• RECORDS PROVIDED:
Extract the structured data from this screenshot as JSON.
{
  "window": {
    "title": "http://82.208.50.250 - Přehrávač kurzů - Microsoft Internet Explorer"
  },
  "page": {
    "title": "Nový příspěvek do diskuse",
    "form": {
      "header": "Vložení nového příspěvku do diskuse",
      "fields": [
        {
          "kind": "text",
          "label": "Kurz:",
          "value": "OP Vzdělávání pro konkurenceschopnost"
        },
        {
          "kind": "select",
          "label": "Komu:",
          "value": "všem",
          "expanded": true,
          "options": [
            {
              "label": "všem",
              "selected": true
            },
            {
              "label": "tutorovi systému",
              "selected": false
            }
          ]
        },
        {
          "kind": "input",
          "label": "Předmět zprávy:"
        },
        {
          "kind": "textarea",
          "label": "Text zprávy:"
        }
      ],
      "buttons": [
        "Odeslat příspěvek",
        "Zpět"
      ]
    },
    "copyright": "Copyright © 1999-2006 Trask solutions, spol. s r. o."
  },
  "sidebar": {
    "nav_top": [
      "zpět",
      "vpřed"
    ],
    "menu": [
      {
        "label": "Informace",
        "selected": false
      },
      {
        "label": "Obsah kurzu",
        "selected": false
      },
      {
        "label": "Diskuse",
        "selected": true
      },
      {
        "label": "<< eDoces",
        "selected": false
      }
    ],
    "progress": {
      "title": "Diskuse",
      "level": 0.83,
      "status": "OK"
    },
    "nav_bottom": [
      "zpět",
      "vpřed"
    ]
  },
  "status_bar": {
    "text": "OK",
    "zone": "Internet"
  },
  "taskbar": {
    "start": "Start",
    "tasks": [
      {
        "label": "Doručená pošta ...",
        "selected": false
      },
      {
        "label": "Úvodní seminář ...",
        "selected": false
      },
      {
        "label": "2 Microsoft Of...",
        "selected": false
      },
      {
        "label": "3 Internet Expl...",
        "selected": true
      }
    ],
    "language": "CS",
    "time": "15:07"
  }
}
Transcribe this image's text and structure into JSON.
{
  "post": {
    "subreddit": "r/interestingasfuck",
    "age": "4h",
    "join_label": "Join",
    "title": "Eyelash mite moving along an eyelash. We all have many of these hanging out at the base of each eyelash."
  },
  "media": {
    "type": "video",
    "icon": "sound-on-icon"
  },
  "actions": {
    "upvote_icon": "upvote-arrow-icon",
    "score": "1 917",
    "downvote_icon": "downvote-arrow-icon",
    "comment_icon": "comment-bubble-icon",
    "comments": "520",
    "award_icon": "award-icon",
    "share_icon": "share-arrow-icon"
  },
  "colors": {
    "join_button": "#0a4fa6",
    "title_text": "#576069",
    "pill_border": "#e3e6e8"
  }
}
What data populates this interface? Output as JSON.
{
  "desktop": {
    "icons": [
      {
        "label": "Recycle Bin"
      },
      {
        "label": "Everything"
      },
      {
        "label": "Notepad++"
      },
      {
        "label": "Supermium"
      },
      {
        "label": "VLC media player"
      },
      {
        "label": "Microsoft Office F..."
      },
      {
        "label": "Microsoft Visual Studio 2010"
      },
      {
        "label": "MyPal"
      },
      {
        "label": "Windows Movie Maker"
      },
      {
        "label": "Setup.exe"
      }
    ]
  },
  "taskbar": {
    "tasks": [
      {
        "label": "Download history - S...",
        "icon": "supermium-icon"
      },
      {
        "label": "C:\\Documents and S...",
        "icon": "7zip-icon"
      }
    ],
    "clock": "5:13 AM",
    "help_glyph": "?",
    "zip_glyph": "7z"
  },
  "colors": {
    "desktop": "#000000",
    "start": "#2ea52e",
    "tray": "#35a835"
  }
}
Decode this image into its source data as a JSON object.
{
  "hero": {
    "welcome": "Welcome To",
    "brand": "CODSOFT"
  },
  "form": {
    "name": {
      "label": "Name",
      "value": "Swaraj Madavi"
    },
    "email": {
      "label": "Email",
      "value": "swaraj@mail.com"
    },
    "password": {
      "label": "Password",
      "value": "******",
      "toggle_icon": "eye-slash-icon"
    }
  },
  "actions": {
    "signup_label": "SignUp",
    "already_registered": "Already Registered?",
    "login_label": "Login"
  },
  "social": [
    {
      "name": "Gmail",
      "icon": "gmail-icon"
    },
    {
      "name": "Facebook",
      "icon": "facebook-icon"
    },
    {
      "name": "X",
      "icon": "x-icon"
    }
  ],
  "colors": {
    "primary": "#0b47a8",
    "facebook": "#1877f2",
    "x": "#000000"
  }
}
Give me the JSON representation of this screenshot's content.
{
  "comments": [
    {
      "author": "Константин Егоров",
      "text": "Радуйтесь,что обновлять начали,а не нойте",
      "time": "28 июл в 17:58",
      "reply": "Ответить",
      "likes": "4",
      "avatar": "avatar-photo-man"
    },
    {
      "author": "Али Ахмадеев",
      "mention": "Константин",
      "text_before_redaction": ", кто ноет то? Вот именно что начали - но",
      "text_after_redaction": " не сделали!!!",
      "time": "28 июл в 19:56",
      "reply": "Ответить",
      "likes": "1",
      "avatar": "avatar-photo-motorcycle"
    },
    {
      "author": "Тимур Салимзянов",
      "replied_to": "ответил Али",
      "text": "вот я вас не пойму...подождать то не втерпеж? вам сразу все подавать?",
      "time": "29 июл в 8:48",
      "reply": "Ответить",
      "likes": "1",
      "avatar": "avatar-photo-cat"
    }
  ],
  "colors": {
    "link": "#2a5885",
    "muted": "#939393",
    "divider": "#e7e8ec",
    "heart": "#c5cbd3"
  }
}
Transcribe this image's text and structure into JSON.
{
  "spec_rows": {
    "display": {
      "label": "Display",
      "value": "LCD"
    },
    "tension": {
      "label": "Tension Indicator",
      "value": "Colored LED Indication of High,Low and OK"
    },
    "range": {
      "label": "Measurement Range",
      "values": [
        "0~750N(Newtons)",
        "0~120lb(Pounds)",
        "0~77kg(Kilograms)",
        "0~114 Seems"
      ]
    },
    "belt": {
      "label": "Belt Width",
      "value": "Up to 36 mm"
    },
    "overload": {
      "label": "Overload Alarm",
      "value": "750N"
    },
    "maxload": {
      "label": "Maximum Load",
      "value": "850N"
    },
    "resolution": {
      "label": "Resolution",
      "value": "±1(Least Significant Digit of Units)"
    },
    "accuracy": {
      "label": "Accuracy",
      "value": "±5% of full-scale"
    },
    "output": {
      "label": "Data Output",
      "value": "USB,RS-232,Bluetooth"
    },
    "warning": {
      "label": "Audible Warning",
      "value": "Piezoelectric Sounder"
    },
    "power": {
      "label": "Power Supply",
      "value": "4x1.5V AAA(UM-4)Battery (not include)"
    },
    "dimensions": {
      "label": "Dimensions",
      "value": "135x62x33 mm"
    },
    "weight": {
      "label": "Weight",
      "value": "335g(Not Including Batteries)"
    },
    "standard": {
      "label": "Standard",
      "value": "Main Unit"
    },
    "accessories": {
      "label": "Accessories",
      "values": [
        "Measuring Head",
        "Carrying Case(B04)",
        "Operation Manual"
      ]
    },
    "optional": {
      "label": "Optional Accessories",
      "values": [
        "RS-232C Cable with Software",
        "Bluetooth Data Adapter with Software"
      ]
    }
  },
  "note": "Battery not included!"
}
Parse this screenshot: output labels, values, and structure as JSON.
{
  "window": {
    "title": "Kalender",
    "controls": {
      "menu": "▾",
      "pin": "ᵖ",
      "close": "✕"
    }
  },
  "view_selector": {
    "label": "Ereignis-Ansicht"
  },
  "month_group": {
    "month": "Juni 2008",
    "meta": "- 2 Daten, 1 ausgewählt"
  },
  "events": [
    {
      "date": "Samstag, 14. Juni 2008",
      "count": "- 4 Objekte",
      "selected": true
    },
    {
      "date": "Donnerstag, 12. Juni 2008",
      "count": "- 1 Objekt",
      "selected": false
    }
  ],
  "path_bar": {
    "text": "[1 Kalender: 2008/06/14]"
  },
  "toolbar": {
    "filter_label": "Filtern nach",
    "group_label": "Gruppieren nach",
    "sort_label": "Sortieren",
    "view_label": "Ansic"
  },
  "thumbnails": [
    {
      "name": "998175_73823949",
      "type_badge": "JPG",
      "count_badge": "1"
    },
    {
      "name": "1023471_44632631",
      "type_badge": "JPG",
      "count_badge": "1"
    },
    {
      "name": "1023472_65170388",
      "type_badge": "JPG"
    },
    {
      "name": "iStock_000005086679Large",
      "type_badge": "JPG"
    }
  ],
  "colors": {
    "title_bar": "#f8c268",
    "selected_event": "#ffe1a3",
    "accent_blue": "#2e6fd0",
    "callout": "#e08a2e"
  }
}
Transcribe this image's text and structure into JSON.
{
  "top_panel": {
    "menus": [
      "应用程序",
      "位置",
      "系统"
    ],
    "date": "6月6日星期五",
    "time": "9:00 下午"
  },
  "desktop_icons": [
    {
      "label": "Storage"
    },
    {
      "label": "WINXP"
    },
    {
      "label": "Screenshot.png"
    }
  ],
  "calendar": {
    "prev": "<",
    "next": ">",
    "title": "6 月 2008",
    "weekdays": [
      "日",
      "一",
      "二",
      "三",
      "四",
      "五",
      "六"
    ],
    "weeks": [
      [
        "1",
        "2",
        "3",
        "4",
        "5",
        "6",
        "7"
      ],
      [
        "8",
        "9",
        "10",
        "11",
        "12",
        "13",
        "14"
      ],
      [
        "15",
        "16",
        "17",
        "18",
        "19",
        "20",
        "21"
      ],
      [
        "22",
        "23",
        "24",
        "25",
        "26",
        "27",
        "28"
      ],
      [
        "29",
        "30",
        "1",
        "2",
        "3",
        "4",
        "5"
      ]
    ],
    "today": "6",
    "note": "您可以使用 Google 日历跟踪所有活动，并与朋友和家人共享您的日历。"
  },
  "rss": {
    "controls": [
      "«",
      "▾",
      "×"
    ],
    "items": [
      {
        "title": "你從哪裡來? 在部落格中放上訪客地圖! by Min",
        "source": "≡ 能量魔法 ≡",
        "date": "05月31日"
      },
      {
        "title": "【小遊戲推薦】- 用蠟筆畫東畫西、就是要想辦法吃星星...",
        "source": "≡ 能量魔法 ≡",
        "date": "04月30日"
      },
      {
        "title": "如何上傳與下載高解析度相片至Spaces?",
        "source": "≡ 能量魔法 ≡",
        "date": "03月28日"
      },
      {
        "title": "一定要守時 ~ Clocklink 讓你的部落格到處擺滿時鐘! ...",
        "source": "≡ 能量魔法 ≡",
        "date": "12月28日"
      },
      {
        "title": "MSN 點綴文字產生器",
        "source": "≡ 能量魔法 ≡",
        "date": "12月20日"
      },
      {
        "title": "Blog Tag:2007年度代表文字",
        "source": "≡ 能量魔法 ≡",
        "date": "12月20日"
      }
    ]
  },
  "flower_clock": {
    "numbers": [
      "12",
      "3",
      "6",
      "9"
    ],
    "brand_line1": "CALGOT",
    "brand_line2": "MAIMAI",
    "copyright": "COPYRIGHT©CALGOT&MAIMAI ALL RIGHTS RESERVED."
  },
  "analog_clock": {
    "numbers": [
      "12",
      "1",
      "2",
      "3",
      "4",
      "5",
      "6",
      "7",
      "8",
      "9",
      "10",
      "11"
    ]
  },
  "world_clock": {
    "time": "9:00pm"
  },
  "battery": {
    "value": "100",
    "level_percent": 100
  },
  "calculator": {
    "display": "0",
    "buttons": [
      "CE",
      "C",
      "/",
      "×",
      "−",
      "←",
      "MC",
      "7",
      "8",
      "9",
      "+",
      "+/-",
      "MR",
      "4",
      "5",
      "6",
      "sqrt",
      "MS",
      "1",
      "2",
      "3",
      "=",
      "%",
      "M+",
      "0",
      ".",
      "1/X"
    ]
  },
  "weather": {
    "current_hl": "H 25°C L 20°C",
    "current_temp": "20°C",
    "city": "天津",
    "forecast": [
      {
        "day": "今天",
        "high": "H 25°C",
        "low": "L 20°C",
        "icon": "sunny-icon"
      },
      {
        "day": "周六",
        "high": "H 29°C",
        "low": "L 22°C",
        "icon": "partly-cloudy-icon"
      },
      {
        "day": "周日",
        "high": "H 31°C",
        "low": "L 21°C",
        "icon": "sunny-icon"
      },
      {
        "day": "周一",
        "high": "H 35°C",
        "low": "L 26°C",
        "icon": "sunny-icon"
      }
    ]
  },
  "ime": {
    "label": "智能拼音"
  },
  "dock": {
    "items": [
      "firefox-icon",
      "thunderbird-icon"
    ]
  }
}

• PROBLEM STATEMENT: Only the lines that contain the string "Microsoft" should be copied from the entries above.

• RESPONSE TO THIS TASK:
    "title": "http://82.208.50.250 - Přehrávač kurzů - Microsoft Internet Explorer"
        "label": "2 Microsoft Of...",
        "label": "Microsoft Office F..."
        "label": "Microsoft Visual Studio 2010"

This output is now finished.